Metabolism, particularly of lipid and energy, was the functional category most affected by diet. Important effects were also measured in ribosomal proteins and signalling. The long-chain polyunsaturated fatty acid (LC-PUFA) biosynthesis pathway, assessed by fatty acid composition and gene expression, was influenced by genotype. Intestinal tissue contents of docosahexaenoic acid were equivalent in Lean salmon fed either a FO or VO diet and expression of LC-PUFA biosynthesis genes was up-regulated in VO-fed fish in Fat salmon. Dietary VO increased lipogenesis in Lean fish, assessed by expression of FAS, while no effect was observed on β-oxidation although transcripts of the mitochondrial respiratory chain were down-regulated, suggesting less active energetic metabolism in fish fed VO. In contrast, dietary VO up-regulated genes and proteins involved in detoxification, antioxidant defence and apoptosis, which could be associated with higher levels of polycyclic aromatic hydrocarbons in this diet. Regarding genotype, the following pathways were identified as being differentially affected: proteasomal proteolysis, response to oxidative and cellular stress (xenobiotic and oxidant metabolism and heat shock proteins), apoptosis and structural proteins particularly associated with tissue contractile properties. Genotype effects were accentuated by dietary VO.

Conclusions

Intestinal metabolism was affected by diet and genotype. Lean fish may have higher responsiveness to low dietary n-3 LC-PUFA, up-regulating the biosynthetic pathway when fed dietary VO. As global aquaculture searches for alternative oils for feeds, this study alerts to the potential of VO introducing contaminants and demonstrates the detoxifying role of intestine.
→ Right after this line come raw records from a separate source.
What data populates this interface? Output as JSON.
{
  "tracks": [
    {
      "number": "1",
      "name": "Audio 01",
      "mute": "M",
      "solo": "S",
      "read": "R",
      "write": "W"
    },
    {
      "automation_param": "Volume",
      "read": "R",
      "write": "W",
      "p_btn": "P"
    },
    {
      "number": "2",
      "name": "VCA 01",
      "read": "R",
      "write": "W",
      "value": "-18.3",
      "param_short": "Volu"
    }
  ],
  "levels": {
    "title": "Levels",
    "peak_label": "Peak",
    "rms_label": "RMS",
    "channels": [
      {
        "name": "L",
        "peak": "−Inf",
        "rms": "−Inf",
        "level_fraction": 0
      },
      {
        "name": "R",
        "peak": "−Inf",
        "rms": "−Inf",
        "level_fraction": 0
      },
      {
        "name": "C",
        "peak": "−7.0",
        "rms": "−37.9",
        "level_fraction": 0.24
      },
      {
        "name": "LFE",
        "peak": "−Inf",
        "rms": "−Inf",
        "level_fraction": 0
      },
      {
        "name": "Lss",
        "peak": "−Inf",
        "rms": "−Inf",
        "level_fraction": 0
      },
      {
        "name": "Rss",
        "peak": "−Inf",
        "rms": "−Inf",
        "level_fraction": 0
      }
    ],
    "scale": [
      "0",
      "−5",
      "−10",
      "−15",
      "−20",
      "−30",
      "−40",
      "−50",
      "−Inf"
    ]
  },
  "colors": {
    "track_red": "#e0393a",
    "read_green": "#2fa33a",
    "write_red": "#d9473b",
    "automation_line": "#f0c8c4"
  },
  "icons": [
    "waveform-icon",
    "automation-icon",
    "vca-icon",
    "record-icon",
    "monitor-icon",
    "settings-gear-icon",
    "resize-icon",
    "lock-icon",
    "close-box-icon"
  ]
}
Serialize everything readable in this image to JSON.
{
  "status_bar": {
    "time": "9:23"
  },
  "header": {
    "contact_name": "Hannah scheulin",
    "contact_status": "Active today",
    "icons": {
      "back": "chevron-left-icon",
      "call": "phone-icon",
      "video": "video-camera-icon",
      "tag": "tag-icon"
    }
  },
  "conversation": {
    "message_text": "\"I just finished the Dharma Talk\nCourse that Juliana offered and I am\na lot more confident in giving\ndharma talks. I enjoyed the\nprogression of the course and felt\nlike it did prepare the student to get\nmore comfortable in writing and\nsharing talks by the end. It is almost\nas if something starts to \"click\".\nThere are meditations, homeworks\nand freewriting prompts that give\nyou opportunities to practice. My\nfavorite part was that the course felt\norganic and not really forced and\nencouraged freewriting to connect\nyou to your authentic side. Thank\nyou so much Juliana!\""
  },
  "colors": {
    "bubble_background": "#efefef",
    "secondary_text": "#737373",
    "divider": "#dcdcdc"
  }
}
Finally, data indicate genotype-specific responses in the intestinal transcriptome and proteome to dietary VO, including possibly structural properties of the intestinal layer and defence against cellular stress, with Lean fish being more susceptible to diet-induced oxidative stress.